Although employee training is an integral part of business development and success, the way in which it is conducted is also an essential part of the process.
According to a recent Deloitte survey, Americans spent 10 percent more on employee training than the previous year alone. Training in total soared to $1,004 per worker. However, another recent study conducted by McKinsey & Co., found that only 25 percent of respondents felt as if their training improved their performance.
Where does the divide occur and why?
To ensure your training takes its maximum effect for employees, keep the following tips in mind:
- Keep real life in mind: Not everything at work is going to happen by the book, so your development shouldn’t either. Be willing to give new and seasoned workers some slack to figure it out on their own through real-life experience.
- Make a plan and follow through: For training to have real value, it’s imperative to have a set goal in mind, as well as a clear path toward core competencies.

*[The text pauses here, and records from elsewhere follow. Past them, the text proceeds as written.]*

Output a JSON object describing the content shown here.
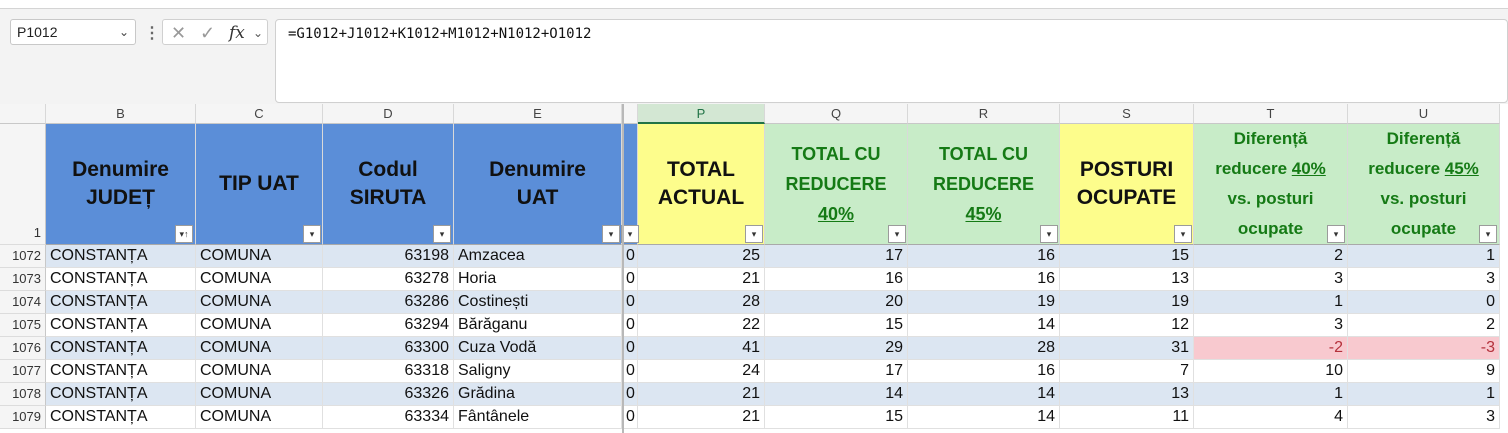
{
  "formula_bar": {
    "name_box": "P1012",
    "formula": "=G1012+J1012+K1012+M1012+N1012+O1012",
    "fx_label": "fx"
  },
  "columns": [
    {
      "letter": "B"
    },
    {
      "letter": "C"
    },
    {
      "letter": "D"
    },
    {
      "letter": "E"
    },
    {
      "letter": ""
    },
    {
      "letter": "P"
    },
    {
      "letter": "Q"
    },
    {
      "letter": "R"
    },
    {
      "letter": "S"
    },
    {
      "letter": "T"
    },
    {
      "letter": "U"
    }
  ],
  "header_row_number": "1",
  "headers": {
    "b": "Denumire\nJUDEȚ",
    "c": "TIP UAT",
    "d": "Codul\nSIRUTA",
    "e": "Denumire\nUAT",
    "p": "TOTAL\nACTUAL",
    "q_line1": "TOTAL CU",
    "q_line2": "REDUCERE",
    "q_pct": "40%",
    "r_line1": "TOTAL CU",
    "r_line2": "REDUCERE",
    "r_pct": "45%",
    "s": "POSTURI\nOCUPATE",
    "t_line1": "Diferență",
    "t_pre": "reducere ",
    "t_pct": "40% ",
    "t_line3": "vs. posturi",
    "t_line4": "ocupate",
    "u_line1": "Diferență",
    "u_pre": "reducere ",
    "u_pct": "45% ",
    "u_line3": "vs. posturi",
    "u_line4": "ocupate"
  },
  "rows": [
    {
      "num": "1072",
      "judet": "CONSTANȚA",
      "tip": "COMUNA",
      "siruta": "63198",
      "uat": "Amzacea",
      "o": "0",
      "total": "25",
      "red40": "17",
      "red45": "16",
      "posturi": "15",
      "dif40": "2",
      "dif45": "1"
    },
    {
      "num": "1073",
      "judet": "CONSTANȚA",
      "tip": "COMUNA",
      "siruta": "63278",
      "uat": "Horia",
      "o": "0",
      "total": "21",
      "red40": "16",
      "red45": "16",
      "posturi": "13",
      "dif40": "3",
      "dif45": "3"
    },
    {
      "num": "1074",
      "judet": "CONSTANȚA",
      "tip": "COMUNA",
      "siruta": "63286",
      "uat": "Costinești",
      "o": "0",
      "total": "28",
      "red40": "20",
      "red45": "19",
      "posturi": "19",
      "dif40": "1",
      "dif45": "0"
    },
    {
      "num": "1075",
      "judet": "CONSTANȚA",
      "tip": "COMUNA",
      "siruta": "63294",
      "uat": "Bărăganu",
      "o": "0",
      "total": "22",
      "red40": "15",
      "red45": "14",
      "posturi": "12",
      "dif40": "3",
      "dif45": "2"
    },
    {
      "num": "1076",
      "judet": "CONSTANȚA",
      "tip": "COMUNA",
      "siruta": "63300",
      "uat": "Cuza Vodă",
      "o": "0",
      "total": "41",
      "red40": "29",
      "red45": "28",
      "posturi": "31",
      "dif40": "-2",
      "dif45": "-3"
    },
    {
      "num": "1077",
      "judet": "CONSTANȚA",
      "tip": "COMUNA",
      "siruta": "63318",
      "uat": "Saligny",
      "o": "0",
      "total": "24",
      "red40": "17",
      "red45": "16",
      "posturi": "7",
      "dif40": "10",
      "dif45": "9"
    },
    {
      "num": "1078",
      "judet": "CONSTANȚA",
      "tip": "COMUNA",
      "siruta": "63326",
      "uat": "Grădina",
      "o": "0",
      "total": "21",
      "red40": "14",
      "red45": "14",
      "posturi": "13",
      "dif40": "1",
      "dif45": "1"
    },
    {
      "num": "1079",
      "judet": "CONSTANȚA",
      "tip": "COMUNA",
      "siruta": "63334",
      "uat": "Fântânele",
      "o": "0",
      "total": "21",
      "red40": "15",
      "red45": "14",
      "posturi": "11",
      "dif40": "4",
      "dif45": "3"
    }
  ],
  "colors": {
    "header_blue": "#5b8ed8",
    "header_yellow": "#fdfd8c",
    "header_green": "#c8ecc8",
    "green_text": "#157a15",
    "row_band": "#dce6f2",
    "negative_fill": "#f8c9cf",
    "negative_text": "#b4313b"
  },
  "icons": {
    "filter_dropdown": "dropdown-arrow",
    "filter_sorted": "sort-ascending-filter",
    "cancel": "x-mark",
    "enter": "check-mark",
    "function": "fx",
    "name_box_dropdown": "chevron-down",
    "more": "vertical-dots"
  }
}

- Train and implement: Don’t just show employees how their training will play a role, let them experience it. By giving employees information and then letting them use it in real situations, workers are able to digest the learning materials better, and in turn, get more out of them.

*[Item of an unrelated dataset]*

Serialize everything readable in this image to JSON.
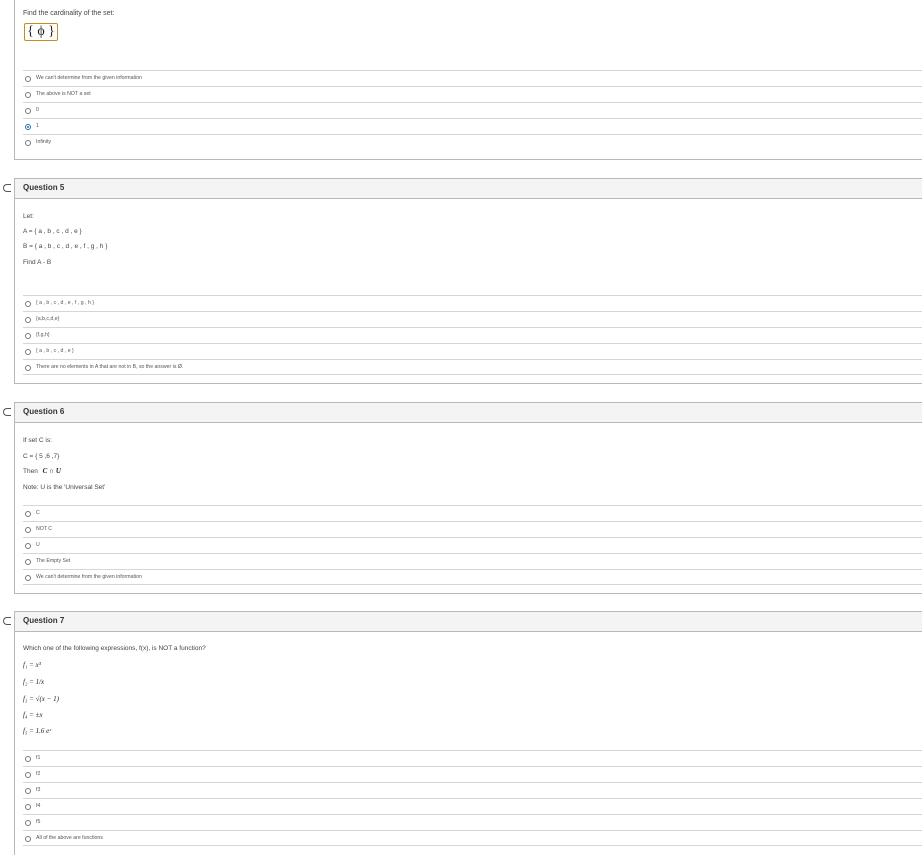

Employee training also goes hand in hand with employee happiness. Well-trained, happy employees have been proven to be more engaged, as well as productive. By actively listening to issues that arise, offering support and encouraging development through training methods, your employee retention rates will likely continue to surge.